“In the past, not everyone went to college,” she said. “Now our society is realizing that a college degree is really essential in terms of getting anywhere in your career. . . . A few have mentioned that they’re the first generation going to college, and that, mixed with the economy, I think it may just be that perfect storm of what’s going on.”

Difficulties of budgeting

When students try to save by living off campus and eschewing the meal plan, they often find that budgeting for food can be difficult.

“If you have only $10 a day, how do you keep within that budget and make sure you’re getting your nutritional needs met?” asked Karen Gerlach, vice president for student affairs at Trinity, where an increasing number of students come from low-income households and some also support families.

Sometimes, Gerlach said, “it is a choice between whether they buy a book for class or they put food on the table for their family.”

Full-time students generally do not qualify for food stamps unless they are the sole supporters of a child younger than 12, said Alex Ashbrook, director of D.C. Hunger Solutions, an organization that seeks to reduce hunger among District residents.

“A lot of people tend to think that when you go to college you’re on the meal plan or the university is taking care of you, but for millions of students attending college, that is not the case . . . and with groceries rising and D.C. being a particularly expensive city, you’ll see that magnified,” she said.

Stigmas about seeking help

Sometimes students don’t know about campus programs that offer help. But many are also reluctant to ask.

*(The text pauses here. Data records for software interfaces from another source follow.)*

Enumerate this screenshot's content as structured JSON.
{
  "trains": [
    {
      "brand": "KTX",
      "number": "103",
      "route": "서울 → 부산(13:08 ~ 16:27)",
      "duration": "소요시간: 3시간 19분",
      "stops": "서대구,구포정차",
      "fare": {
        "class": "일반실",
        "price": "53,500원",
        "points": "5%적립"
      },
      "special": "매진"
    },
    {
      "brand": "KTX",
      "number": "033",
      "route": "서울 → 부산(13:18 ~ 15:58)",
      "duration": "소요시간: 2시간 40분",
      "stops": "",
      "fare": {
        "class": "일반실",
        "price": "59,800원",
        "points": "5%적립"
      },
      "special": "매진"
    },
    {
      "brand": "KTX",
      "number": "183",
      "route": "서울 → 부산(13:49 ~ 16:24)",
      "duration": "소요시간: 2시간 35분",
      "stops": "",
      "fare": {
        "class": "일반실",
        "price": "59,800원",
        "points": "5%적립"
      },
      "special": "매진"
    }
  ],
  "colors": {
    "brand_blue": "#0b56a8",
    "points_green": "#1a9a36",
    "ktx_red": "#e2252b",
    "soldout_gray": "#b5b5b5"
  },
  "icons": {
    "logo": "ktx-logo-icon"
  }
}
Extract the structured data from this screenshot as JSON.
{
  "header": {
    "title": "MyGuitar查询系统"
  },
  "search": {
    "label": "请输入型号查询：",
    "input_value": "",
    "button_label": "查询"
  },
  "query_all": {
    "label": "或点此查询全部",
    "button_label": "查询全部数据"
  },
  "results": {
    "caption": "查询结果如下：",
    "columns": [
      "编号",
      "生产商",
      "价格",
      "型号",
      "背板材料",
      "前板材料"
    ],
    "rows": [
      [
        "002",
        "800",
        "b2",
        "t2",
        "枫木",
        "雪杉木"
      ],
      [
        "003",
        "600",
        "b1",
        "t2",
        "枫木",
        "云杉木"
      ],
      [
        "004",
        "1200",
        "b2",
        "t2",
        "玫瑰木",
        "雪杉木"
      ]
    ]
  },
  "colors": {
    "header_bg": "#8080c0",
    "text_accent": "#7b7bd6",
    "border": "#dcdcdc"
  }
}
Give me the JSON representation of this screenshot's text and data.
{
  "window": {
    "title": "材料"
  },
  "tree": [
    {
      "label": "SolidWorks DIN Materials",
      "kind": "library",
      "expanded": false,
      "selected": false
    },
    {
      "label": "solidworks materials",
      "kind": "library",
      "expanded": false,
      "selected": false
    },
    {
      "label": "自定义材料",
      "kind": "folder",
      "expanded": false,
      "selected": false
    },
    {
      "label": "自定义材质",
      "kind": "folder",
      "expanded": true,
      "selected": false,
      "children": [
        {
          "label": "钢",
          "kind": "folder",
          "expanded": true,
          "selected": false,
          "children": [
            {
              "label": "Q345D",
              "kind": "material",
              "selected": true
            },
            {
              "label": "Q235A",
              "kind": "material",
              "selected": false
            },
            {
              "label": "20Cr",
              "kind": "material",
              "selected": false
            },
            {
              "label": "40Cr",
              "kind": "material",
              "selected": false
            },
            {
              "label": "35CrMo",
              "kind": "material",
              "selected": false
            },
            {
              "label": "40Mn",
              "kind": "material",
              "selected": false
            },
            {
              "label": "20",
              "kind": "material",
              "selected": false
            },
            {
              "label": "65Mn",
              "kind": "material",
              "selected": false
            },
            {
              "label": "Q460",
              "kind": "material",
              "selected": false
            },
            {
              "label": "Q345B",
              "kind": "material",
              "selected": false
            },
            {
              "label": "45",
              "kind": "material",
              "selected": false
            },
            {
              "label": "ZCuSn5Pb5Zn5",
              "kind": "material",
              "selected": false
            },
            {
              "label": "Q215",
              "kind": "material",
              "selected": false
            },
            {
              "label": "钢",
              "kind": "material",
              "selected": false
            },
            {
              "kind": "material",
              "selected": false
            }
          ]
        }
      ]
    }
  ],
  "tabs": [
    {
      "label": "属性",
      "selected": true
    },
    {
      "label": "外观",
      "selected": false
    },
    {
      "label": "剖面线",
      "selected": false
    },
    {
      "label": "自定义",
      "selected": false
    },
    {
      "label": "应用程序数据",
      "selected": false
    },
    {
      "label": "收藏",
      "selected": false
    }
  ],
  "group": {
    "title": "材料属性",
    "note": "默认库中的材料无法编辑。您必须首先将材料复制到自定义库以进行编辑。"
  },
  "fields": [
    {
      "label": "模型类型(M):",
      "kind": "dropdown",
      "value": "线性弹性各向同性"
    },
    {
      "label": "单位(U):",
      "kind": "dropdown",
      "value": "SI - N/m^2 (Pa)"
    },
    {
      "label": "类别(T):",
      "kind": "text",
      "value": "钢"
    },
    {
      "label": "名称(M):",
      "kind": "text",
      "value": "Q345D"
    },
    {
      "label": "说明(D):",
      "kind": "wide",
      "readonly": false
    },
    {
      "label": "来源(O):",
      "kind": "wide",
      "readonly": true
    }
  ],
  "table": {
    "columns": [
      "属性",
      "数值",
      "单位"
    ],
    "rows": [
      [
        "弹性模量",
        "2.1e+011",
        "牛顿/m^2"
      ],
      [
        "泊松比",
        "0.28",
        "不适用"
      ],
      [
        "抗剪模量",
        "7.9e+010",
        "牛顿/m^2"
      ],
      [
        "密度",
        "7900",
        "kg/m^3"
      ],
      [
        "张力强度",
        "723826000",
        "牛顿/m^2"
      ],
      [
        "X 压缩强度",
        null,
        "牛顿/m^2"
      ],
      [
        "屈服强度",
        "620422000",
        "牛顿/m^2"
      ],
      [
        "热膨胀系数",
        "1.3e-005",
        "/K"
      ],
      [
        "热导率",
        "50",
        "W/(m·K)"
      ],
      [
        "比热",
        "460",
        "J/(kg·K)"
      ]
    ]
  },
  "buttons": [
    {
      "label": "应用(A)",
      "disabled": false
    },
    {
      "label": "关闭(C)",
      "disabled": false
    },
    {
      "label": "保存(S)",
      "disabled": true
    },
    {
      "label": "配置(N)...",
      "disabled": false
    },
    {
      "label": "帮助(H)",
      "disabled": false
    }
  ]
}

“We’ve had kids who’ve called us and said, ‘I haven’t eaten for two days,’ ” Gray said. “Often they’re pretty humiliated because it’s not an ask they want to make. It’s easier to talk about the cost of books or tuition.”

Joe Bradley, 22, another GMU student, couldn’t ask his parents for help. He moved out of his family’s house after a fight with his father and spent a semester homeless and hungry while eating friends’ leftovers and trying to keep up with school.

“Going to sleep hungry, it’s kind of a lonely feeling,” he said. “I felt weak a lot.” He eventually dropped out and now lives with his brother in Nevada.

Counting hungry students is hard because the issue is often shrouded in shame. On a Facebook page called GMU Confessions, an 18-year-old student with three part-time jobs confided anonymously last month that “I send my parents 50 dollars every month just so that they can manage to buy groceries, I have a 5 meal per week plan and I’m like REALLY REALLY hungry all the time.”

The student said she was considering suicide, prompting other students to offer her meals from their plans. Yara Mowafy, a senior there, said she had tried a couple of years ago to start a program that would redistribute unused meals from student plans to needy students, but the university had told her that it did not have the budget for it.

Instead, she and another student founded the voucher program, which has helped 12 students, with four or five more showing interest. “We expect more are out there,” Mowafy said, adding that the program is planning an ad campaign to spread awareness.

But the stigma remains. A 21-year-old student from Gray’s program who graduated from Ballou High School and is studying visual arts and graphic design at Penn State thought he would save money by moving off campus his junior year.

He works at Home Depot and cooks at home, with a grocery budget of $100 every three to four weeks. “Right now, I don’t have enough food in my house till the next paycheck,” he said.

His best friend sometimes treats him to meals, and when he is desperate, he borrows from relatives. But as the first in his family on track to graduate from college, he doesn’t like to ask.

“I like to provide for myself,” he said. “It’s the worst feeling you can think of to ask for somebody’s help in your time of struggle.”

Instead, he said, he plans to move back on campus next year.